“She hoards everything but money.”
A woman said that to me as her sister walked away from us to find food at a fair stand.
“She has never found anything without value,” she added.
That sounded like a good trait, but I realize that every goodness carries its own fault.
“She’s never found anything worth throwing away,” I said, feeling the need to say something. I understand hoarding. I could hoard books with a bit of prodding. Or toilet paper rolls. Everyone wants to change the world, but no one wants to change the toilet paper roll.
When most people hear the word “hoarding,” an image of someone surrounded by piles of worthless junk (as opposed to priceless junk) appears in the cartoon bubbles over their heads. Hoarding leads to a downward spiral, family intervention, counseling, continued hoarding and maybe a disturbing reality TV show.
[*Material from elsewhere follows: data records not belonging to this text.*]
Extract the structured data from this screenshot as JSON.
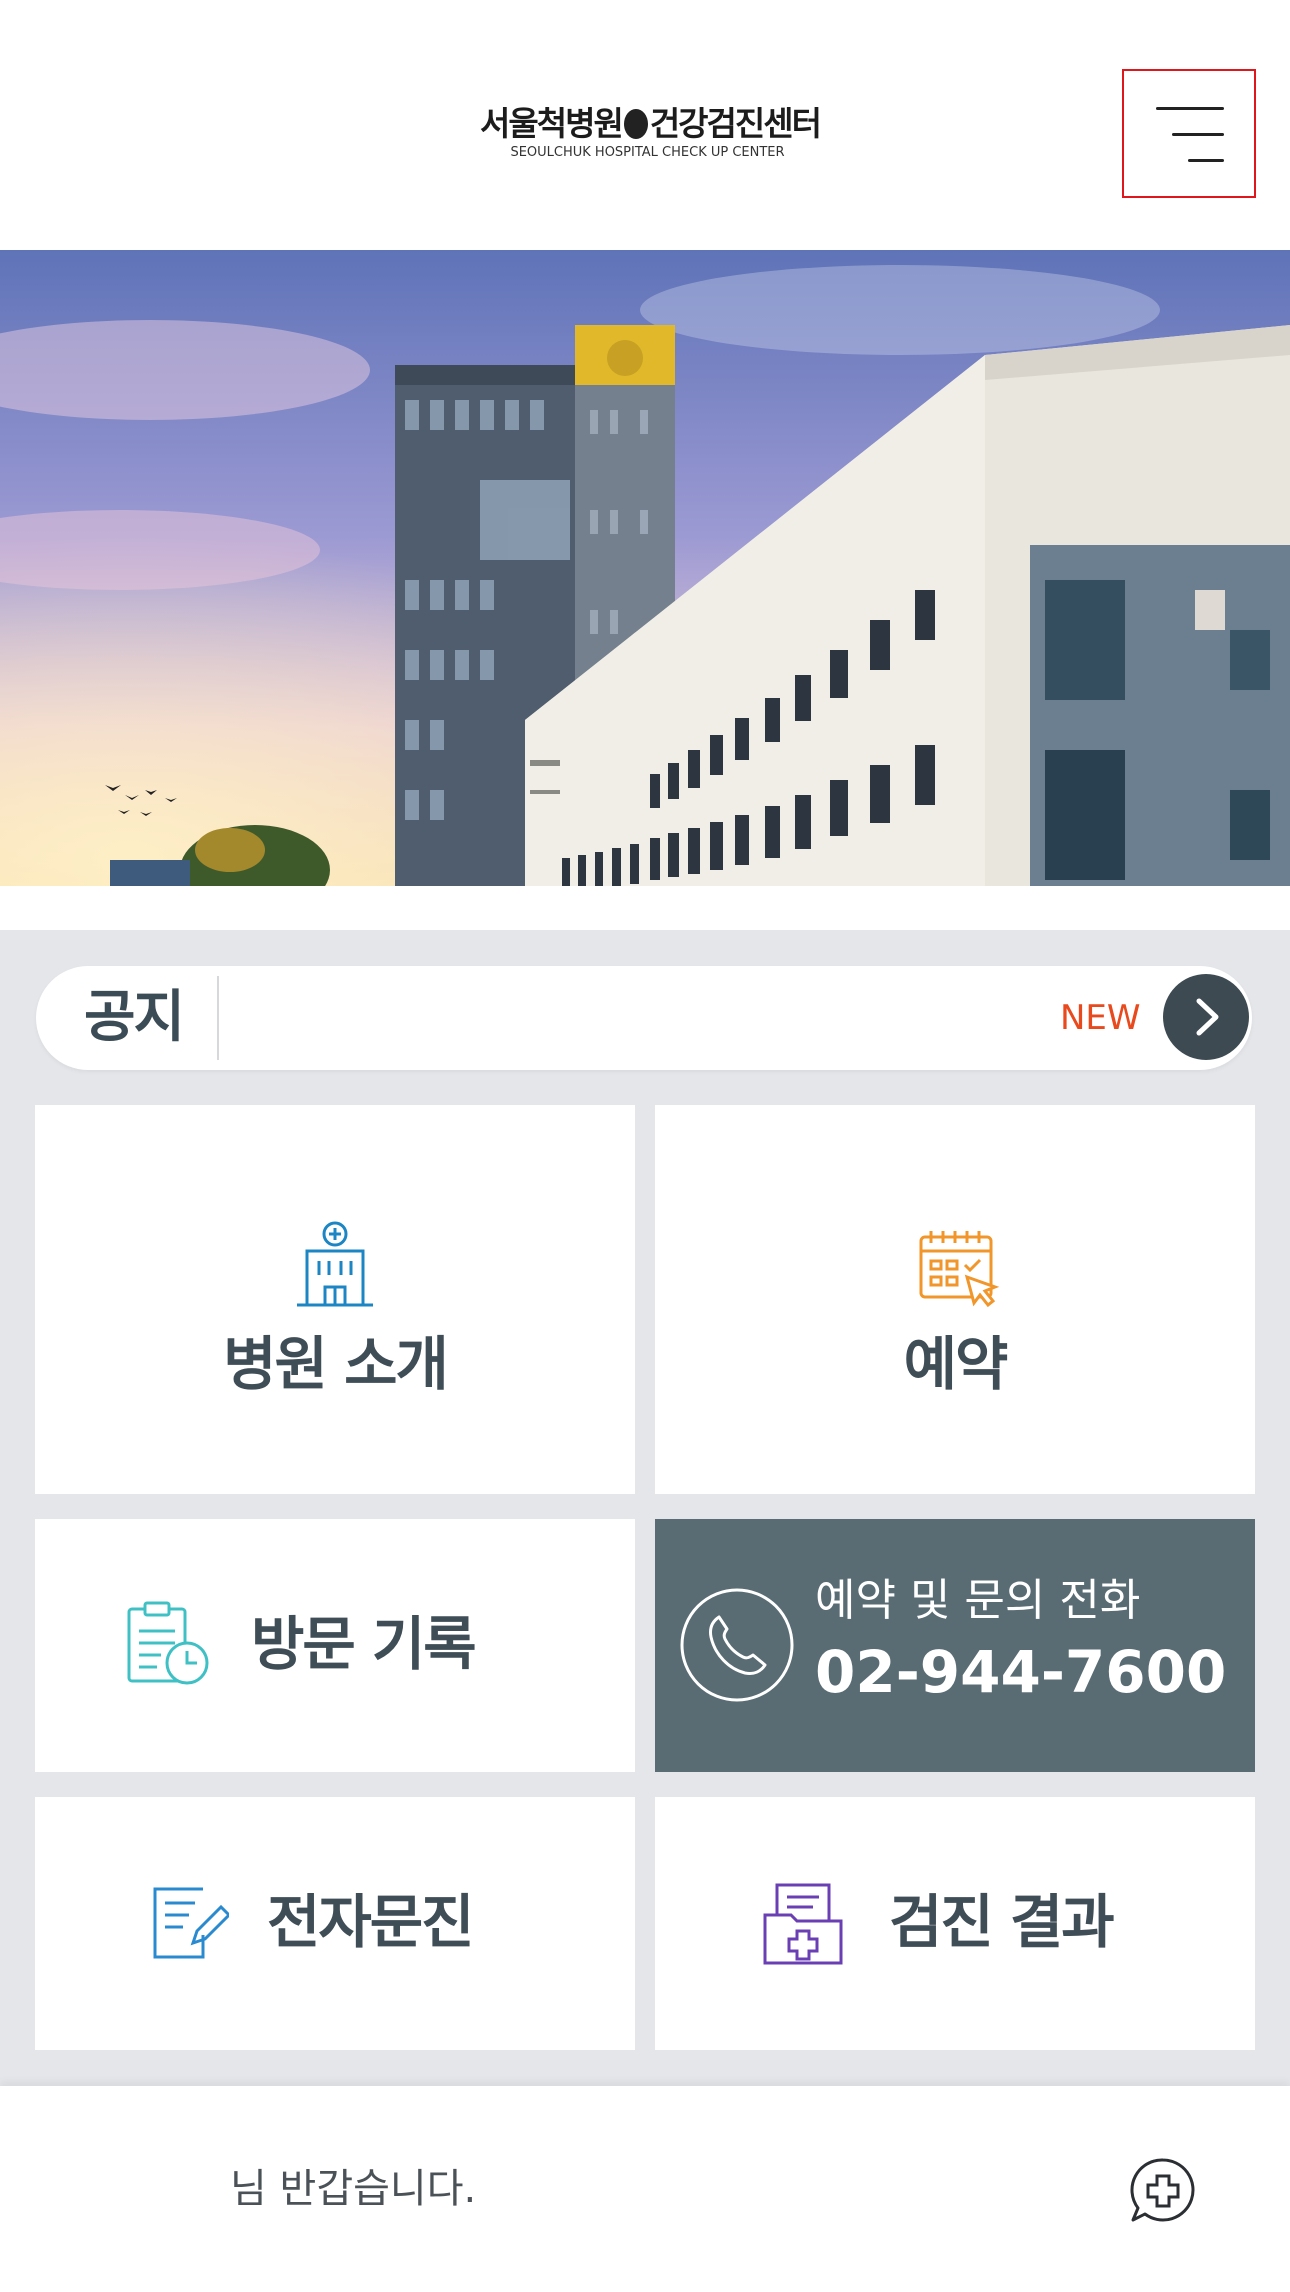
{
  "header": {
    "logo_title": "서울척병원",
    "logo_title_2": "건강검진센터",
    "logo_subtitle": "SEOULCHUK HOSPITAL CHECK UP CENTER",
    "menu_icon": "hamburger-menu-icon"
  },
  "notice": {
    "label": "공지",
    "new_badge": "NEW",
    "arrow_icon": "chevron-right-icon"
  },
  "tiles": {
    "hospital_intro": {
      "label": "병원 소개",
      "icon": "hospital-building-icon",
      "icon_color": "#1c86c4"
    },
    "reservation": {
      "label": "예약",
      "icon": "calendar-click-icon",
      "icon_color": "#f0962a"
    },
    "visit_record": {
      "label": "방문 기록",
      "icon": "clipboard-clock-icon",
      "icon_color": "#3fc0c4"
    },
    "phone": {
      "title": "예약 및 문의 전화",
      "number": "02-944-7600",
      "icon": "phone-icon",
      "bg_color": "#596b73"
    },
    "e_questionnaire": {
      "label": "전자문진",
      "icon": "document-pen-icon",
      "icon_color": "#2a8ad0"
    },
    "checkup_result": {
      "label": "검진 결과",
      "icon": "medical-folder-icon",
      "icon_color": "#6a3fb4"
    }
  },
  "footer": {
    "greeting": "님 반갑습니다.",
    "chat_icon": "chat-cross-icon"
  },
  "colors": {
    "accent_dark": "#3d4a52",
    "new_badge": "#e84a1d",
    "menu_highlight": "#e0161d",
    "background": "#e4e6ea"
  }
}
In my yard, hoarding has a different meaning. No, there aren’t partially dismantled cars up on blocks gracing the front yard. Although an old pickup truck rusting away contentedly with the box filled with flowers might be a nice touch.
The hoarding in my yard refers to the practice of hiding food to be eaten later. I’m not stashing Twinkies in every available nook and cranny. Hoarding is a strategy used by animals to store seasonally abundant food to eat later. It’s often important to hide this food from other animals. There are two kinds of hoarding, neither one involving Beanie Babies. They are larder hoarding and scatter hoarding. Larder hoarding animals make central food caches, or larders, which they vigorously defend. Red squirrels are a prime example and anyone walking near their middens is scolded vociferously. Scatter hoarders create many food caches. Many species cache food, including the eastern gray squirrel.
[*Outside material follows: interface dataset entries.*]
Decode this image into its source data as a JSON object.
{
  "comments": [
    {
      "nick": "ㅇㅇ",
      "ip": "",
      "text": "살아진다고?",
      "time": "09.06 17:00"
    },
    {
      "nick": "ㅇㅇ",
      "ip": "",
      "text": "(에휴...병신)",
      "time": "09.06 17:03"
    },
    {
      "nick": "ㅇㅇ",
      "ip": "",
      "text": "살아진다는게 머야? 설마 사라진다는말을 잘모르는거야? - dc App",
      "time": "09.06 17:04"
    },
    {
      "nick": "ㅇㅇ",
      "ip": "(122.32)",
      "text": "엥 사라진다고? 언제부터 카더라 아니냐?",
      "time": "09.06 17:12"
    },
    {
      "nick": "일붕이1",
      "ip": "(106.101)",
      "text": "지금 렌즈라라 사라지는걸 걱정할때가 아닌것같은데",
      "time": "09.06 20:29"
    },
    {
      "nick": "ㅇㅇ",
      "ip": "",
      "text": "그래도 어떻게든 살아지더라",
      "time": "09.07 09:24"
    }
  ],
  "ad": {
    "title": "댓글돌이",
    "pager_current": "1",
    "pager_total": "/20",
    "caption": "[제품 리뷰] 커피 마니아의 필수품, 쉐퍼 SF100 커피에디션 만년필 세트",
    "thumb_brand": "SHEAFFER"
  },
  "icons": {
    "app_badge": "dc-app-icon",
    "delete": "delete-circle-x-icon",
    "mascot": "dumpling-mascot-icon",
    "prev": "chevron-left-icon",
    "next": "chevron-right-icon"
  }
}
If you have watched a squirrel for any amount of time, as I have, it becomes obvious that much of a squirrel’s life is spent pursuing food. They spend hours burying nuts. They eat acorns, hickory nuts, walnuts, and hazelnuts. They eat other things, but they’re nuts for nuts.
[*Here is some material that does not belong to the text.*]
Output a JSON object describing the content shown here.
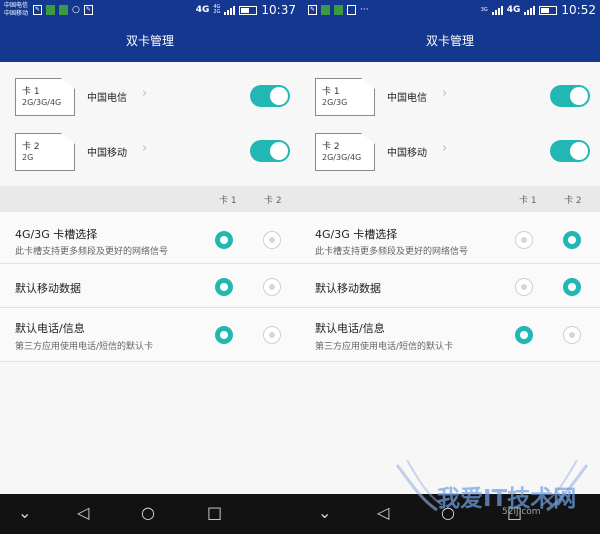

Gray squirrels are world class scatter hoarders, but they are bushy-tailed beguilers. A gray squirrel will pretend to bury an acorn just in case other squirrels or blue jays are watching and planning to steal its provisions. It might return to a buried acorn, dig it up and move it to a new location it considers more secure. It will do the same thing after swiping another squirrel’s cached necessaries. Squirrels are sophisticated about choosing which foods to cache. They often choose to bury red oak acorns, which germinate in the spring, but eat white oak acorns that germinate in the fall and lose nutritional value if stored long in the ground. Hoarding helps squirrels stay active all winter long.
I read about a study in Natural History documenting the oak tree planting abilities of blue jays. It found that 50 jays cached 150,000 acorns in 28 days. That’s about 110 acorns per day for each bird and no jay owns a shovel.
I spoke in Sterling, Illinois. When I closed the door to my lodging, I discovered a thick wallet that would have choked not just a horse, but a workhorse on the floor. A lawyer from North Carolina was surprised to hear from me and shocked to learn that he’d be getting his billfold and its contacts back. I’ve found several cellphones and a snazzy laptop computer in airports. I turned each one over to airline employees who gave me weary, polite smiles as receipts. I found a purse in a supermarket shopping cart.
Recently, I’ve talked to people who have misplaced car keys, smartphones, house keys, passport, purse, wallet, driver’s license, charger cords and credit card. They doubtlessly experienced the panic associated with such losses. Maybe some became Eeyore when faced with such setbacks. Eeyore is a character in the Winnie-the-Pooh stories written by A. A. Milne. Eeyore is characterized as a pessimistic, gloomy and depressed stuffed donkey. I didn’t meet these people in a support group for the forgetful, inattentive and empty-headed. These were regular folks I’d met in the normal course of my life. They might describe themselves as scatterbrained. We’ve all been there.
We lose track of things. It’s the curse of having stuff. I forgot one of my five shopping bags in a store. Not all who wander are lost. Some are merely searching for lost items. The next time you misplace something, think of your friendly neighborhood squirrel.
You aren’t scatterbrained. You’re a scatter hoarder.